As chief pharmacist, Julie manages nearly 45 staff across 15 facilities providing medical supplies to 310 health facilities including the National Referral Hospital in Honiara, provincial hospitals, health clinics and nurse aid posts across the Solomon Islands.

Julie is the secretary for the National Drugs and Therapeutics Committee which determines what medicine can be used and made available in Solomon Islands. She then works closely with National Medical Stores, which procures stores and distributes all drugs and medical equipment through 14 second level medical stores throughout Solomon Islands.

AusAID, through support to the Ministry of Health and Medical Services, funds the National Medicines Stores, as well as providing technical support for the national pharmacy division. During the last seven years, Australian volunteers have also worked at the hospital pharmacy.

According to Julie, the changes to medicine stock control in Solomon Islands have improved access to essential medicine across the country.

"In 2003, the National Medical Stores held under 50% of critical medicine stock-lines but this year, it holds 92% of required supplies.
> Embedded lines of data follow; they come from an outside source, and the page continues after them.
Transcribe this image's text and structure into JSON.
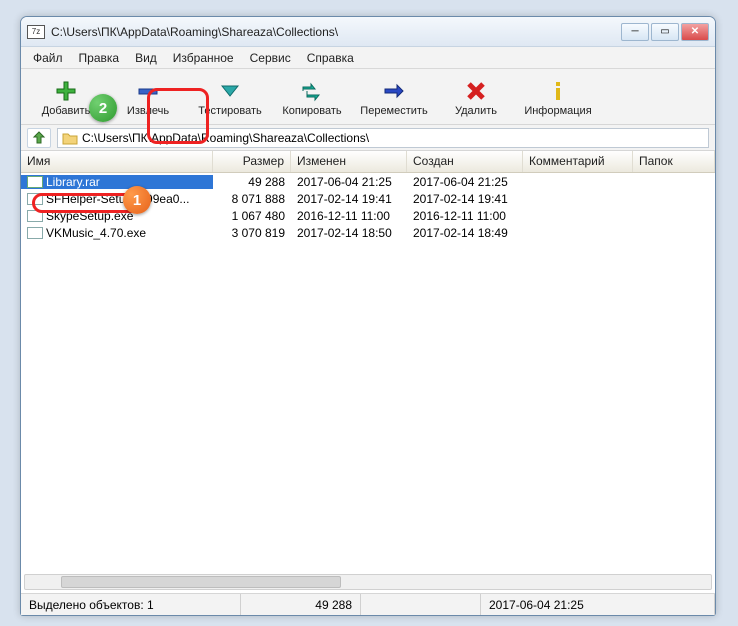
{
  "title": "C:\\Users\\ПК\\AppData\\Roaming\\Shareaza\\Collections\\",
  "app_icon": "7z",
  "menu": [
    "Файл",
    "Правка",
    "Вид",
    "Избранное",
    "Сервис",
    "Справка"
  ],
  "toolbar": [
    {
      "label": "Добавить",
      "icon": "plus"
    },
    {
      "label": "Извлечь",
      "icon": "minus"
    },
    {
      "label": "Тестировать",
      "icon": "check"
    },
    {
      "label": "Копировать",
      "icon": "copy"
    },
    {
      "label": "Переместить",
      "icon": "move"
    },
    {
      "label": "Удалить",
      "icon": "delete"
    },
    {
      "label": "Информация",
      "icon": "info"
    }
  ],
  "path": "C:\\Users\\ПК\\AppData\\Roaming\\Shareaza\\Collections\\",
  "columns": [
    "Имя",
    "Размер",
    "Изменен",
    "Создан",
    "Комментарий",
    "Папок"
  ],
  "files": [
    {
      "name": "Library.rar",
      "size": "49 288",
      "modified": "2017-06-04 21:25",
      "created": "2017-06-04 21:25",
      "selected": true,
      "type": "rar"
    },
    {
      "name": "SFHelper-Setup-[199ea0...",
      "size": "8 071 888",
      "modified": "2017-02-14 19:41",
      "created": "2017-02-14 19:41",
      "selected": false,
      "type": "exe"
    },
    {
      "name": "SkypeSetup.exe",
      "size": "1 067 480",
      "modified": "2016-12-11 11:00",
      "created": "2016-12-11 11:00",
      "selected": false,
      "type": "exe"
    },
    {
      "name": "VKMusic_4.70.exe",
      "size": "3 070 819",
      "modified": "2017-02-14 18:50",
      "created": "2017-02-14 18:49",
      "selected": false,
      "type": "exe"
    }
  ],
  "status": {
    "selection": "Выделено объектов: 1",
    "size": "49 288",
    "date": "2017-06-04 21:25"
  },
  "annotations": {
    "badge1": "1",
    "badge2": "2"
  }
}
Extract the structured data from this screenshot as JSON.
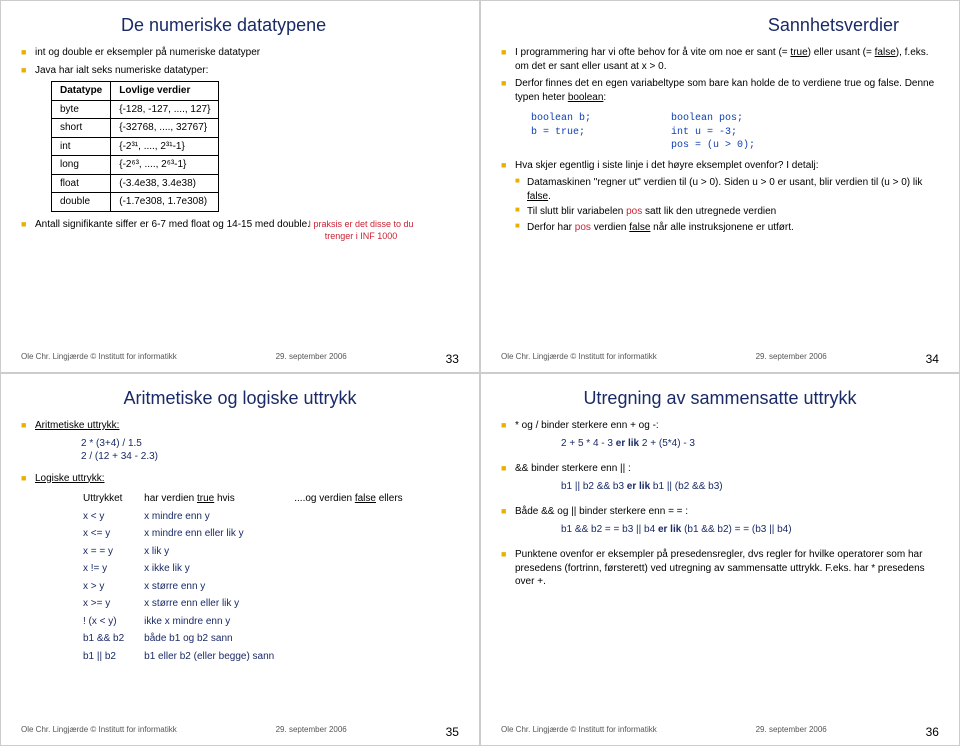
{
  "footer": {
    "author": "Ole Chr. Lingjærde © Institutt for informatikk",
    "date": "29. september 2006"
  },
  "s1": {
    "title": "De numeriske datatypene",
    "b1": "int og double er eksempler på numeriske datatyper",
    "b2": "Java har ialt seks numeriske datatyper:",
    "th1": "Datatype",
    "th2": "Lovlige verdier",
    "rows": [
      {
        "t": "byte",
        "v": "{-128, -127, ...., 127}"
      },
      {
        "t": "short",
        "v": "{-32768, ...., 32767}"
      },
      {
        "t": "int",
        "v": "{-2³¹, ...., 2³¹-1}"
      },
      {
        "t": "long",
        "v": "{-2⁶³, ...., 2⁶³-1}"
      },
      {
        "t": "float",
        "v": "(-3.4e38, 3.4e38)"
      },
      {
        "t": "double",
        "v": "(-1.7e308, 1.7e308)"
      }
    ],
    "annot": "I praksis er det disse to du trenger i INF 1000",
    "b3": "Antall signifikante siffer er 6-7 med float og 14-15 med double.",
    "page": "33"
  },
  "s2": {
    "title": "Sannhetsverdier",
    "b1a": "I programmering har vi ofte behov for å vite om noe er sant (= ",
    "b1b": "true",
    "b1c": ") eller usant (= ",
    "b1d": "false",
    "b1e": "), f.eks. om det er sant eller usant at x > 0.",
    "b2a": "Derfor finnes det en egen variabeltype som bare kan holde de to verdiene true og false.  Denne typen heter ",
    "b2b": "boolean",
    "b2c": ":",
    "code1a": "boolean b;",
    "code1b": "b = true;",
    "code2a": "boolean pos;",
    "code2b": "int u = -3;",
    "code2c": "pos = (u > 0);",
    "b3": "Hva skjer egentlig i siste linje i det høyre eksemplet ovenfor?  I detalj:",
    "sb1a": "Datamaskinen \"regner ut\" verdien til (u > 0).  Siden u > 0 er usant, blir verdien til (u > 0) lik ",
    "sb1b": "false",
    "sb1c": ".",
    "sb2a": "Til slutt blir variabelen ",
    "sb2b": "pos",
    "sb2c": " satt lik den utregnede verdien",
    "sb3a": "Derfor har ",
    "sb3b": " pos",
    "sb3c": " verdien ",
    "sb3d": "false",
    "sb3e": " når alle instruksjonene er utført.",
    "page": "34"
  },
  "s3": {
    "title": "Aritmetiske og logiske uttrykk",
    "h1": "Aritmetiske uttrykk:",
    "a1": "2 * (3+4) / 1.5",
    "a2": "2 / (12 + 34 - 2.3)",
    "h2": "Logiske uttrykk:",
    "colh1": "Uttrykket",
    "colh2a": "har verdien ",
    "colh2b": "true",
    "colh2c": " hvis",
    "colh3a": "....og verdien ",
    "colh3b": "false",
    "colh3c": " ellers",
    "rows": [
      {
        "e": "x < y",
        "d": "x mindre enn y"
      },
      {
        "e": "x <= y",
        "d": "x mindre enn eller lik y"
      },
      {
        "e": "x = = y",
        "d": "x lik y"
      },
      {
        "e": "x != y",
        "d": "x ikke lik y"
      },
      {
        "e": "x > y",
        "d": "x større enn y"
      },
      {
        "e": "x >= y",
        "d": "x større enn eller lik y"
      },
      {
        "e": "! (x < y)",
        "d": "ikke x mindre enn y"
      },
      {
        "e": "b1 && b2",
        "d": "både b1 og b2 sann"
      },
      {
        "e": "b1 || b2",
        "d": "b1 eller b2 (eller begge) sann"
      }
    ],
    "page": "35"
  },
  "s4": {
    "title": "Utregning av sammensatte uttrykk",
    "b1": "* og / binder sterkere enn  + og -:",
    "ex1a": "2 + 5 * 4 - 3  ",
    "ex1b": "er lik",
    "ex1c": "  2 + (5*4) - 3",
    "b2": "&& binder sterkere enn || :",
    "ex2a": "b1 || b2 && b3  ",
    "ex2b": "er lik",
    "ex2c": "  b1 || (b2 && b3)",
    "b3": "Både && og || binder sterkere enn = = :",
    "ex3a": "b1 && b2 = = b3 || b4  ",
    "ex3b": "er lik",
    "ex3c": "  (b1 && b2) = = (b3 || b4)",
    "b4": "Punktene ovenfor er eksempler på presedensregler, dvs regler for hvilke operatorer som har presedens (fortrinn, førsterett) ved utregning av sammensatte uttrykk.  F.eks. har * presedens over +.",
    "page": "36"
  }
}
We've gone from an ad-hoc approach to a proper stock control and distribution system." said Julie.

"This is helping ensure people have access to essential medicines when they need them, and we've also been able to train staff to ensure the medicine is used responsibly."

"Increasing staff skills is a priority and last year, over 200 nurses from all the provinces took part in stock management and training, using a reference book we produced in 2009 to assist pharmacy and nursing staff."

Despite her busy role, it's common to see Julie dispensing medicine at the national referral hospital pharmacy and sharing her knowledge with pharmacy officers. She credits much of her early clinical learning and management training from these Australian volunteer pharmacists and advisors at the hospital. She now has the job of supervising new volunteers.

"Since I've been at the hospital, I've been grateful for the help given from many Australian volunteers and advisers working to improve health services in Solomon Islands. This support, together with my-on-the job training, my studies, the support of my family and my Heavenly Father has given me the opportunity to succeed."

"I never thought that I would end up supervising Australian volunteers working at the hospital, so we've completed a full circle."

Source: Press Release, Australian High Commission, Solomon Islands